While the movie stuck to the basic plot idea, it took away parts of the book that really made it shine. It’s hard to find a young adult novel with more than skin-deep characters, and yet this middle grade series showed depth to every character in the main cast. Netflix threw it all away, making Sophie do a 180 in her character traits and taking away everything that made fans love Agatha. 

Another significant plot point of the series — most notably in the first book — was Tedros (Jamie Flatters), the teenage son of King Arthur who both girls thought was their true love at one point or another. Instead of allowing him to be the plot-moving character he was, Netflix got rid of everything that made him likable. Gone was the banter between Tedros and Agatha, and the chemistry between Sophie and him seemed forced. Then, after being gone for some of his most crucial moments, he popped up again to remind us he existed and express his undying love in the most cringy way possible.

Of course, as though the movie wasn’t already awful, there were the “power of friendship” lines that made me gag. Netflix shoved the theme down viewers’ throats instead of letting them figure it out for themselves. 

Honestly, Netflix has never been stupider. The company could have another big success on its hands if the writers read more than a Wikipedia summary online. 
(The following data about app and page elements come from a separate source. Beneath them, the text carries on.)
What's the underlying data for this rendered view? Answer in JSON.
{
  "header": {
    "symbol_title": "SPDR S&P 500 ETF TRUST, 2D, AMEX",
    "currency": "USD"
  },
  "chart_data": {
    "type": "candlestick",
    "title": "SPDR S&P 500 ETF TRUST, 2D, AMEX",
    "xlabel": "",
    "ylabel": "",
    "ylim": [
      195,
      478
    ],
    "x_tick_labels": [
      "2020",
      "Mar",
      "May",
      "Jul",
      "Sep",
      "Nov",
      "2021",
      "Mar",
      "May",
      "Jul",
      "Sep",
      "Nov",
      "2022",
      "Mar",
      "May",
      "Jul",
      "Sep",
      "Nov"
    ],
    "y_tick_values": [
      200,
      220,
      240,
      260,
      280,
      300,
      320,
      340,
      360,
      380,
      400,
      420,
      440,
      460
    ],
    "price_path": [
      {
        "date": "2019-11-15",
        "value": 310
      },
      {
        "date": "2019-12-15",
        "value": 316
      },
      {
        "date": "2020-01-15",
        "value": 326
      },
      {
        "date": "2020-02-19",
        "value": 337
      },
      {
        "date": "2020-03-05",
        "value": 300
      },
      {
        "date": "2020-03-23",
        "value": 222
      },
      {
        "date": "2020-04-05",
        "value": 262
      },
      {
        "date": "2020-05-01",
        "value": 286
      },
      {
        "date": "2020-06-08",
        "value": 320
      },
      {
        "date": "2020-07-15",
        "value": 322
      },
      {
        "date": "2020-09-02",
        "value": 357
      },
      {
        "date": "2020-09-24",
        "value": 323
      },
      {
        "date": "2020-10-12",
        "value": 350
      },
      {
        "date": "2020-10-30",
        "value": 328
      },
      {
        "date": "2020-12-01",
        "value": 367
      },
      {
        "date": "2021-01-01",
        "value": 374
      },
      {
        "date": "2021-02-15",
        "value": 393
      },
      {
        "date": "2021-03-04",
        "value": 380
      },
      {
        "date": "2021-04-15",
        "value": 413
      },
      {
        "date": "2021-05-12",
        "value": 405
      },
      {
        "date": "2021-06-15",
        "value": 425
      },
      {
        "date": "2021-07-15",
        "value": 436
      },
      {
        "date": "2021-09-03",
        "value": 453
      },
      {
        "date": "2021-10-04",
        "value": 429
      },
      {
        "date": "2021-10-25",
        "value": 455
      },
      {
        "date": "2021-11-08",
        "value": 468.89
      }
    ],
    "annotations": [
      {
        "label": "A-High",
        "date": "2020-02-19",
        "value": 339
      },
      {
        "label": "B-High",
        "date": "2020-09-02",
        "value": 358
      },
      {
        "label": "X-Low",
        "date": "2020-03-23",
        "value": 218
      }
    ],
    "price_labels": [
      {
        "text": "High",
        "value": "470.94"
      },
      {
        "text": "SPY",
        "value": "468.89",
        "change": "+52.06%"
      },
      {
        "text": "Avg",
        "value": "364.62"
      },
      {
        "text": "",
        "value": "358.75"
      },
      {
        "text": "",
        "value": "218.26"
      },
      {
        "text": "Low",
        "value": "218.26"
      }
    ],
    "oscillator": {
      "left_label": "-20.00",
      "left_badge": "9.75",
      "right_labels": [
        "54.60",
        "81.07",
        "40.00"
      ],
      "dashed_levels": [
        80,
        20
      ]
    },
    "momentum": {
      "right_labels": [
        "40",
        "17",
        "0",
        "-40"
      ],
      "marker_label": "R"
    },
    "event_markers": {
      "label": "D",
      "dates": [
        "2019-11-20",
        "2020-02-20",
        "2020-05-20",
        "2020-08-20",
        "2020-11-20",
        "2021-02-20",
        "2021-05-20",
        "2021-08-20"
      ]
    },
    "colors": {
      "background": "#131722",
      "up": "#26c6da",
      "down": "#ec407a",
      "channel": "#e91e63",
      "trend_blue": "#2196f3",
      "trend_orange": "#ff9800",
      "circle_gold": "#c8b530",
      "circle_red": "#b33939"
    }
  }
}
This movie made me doubt every memory I had of the beloved series, so I spent my weekend binge-reading all the books in the series — only to find them just as good as I remembered. While there were some accurate parts toward the beginning of the movie, Netflix took pieces of my childhood and delivered disappointment when the two and a half hours were over.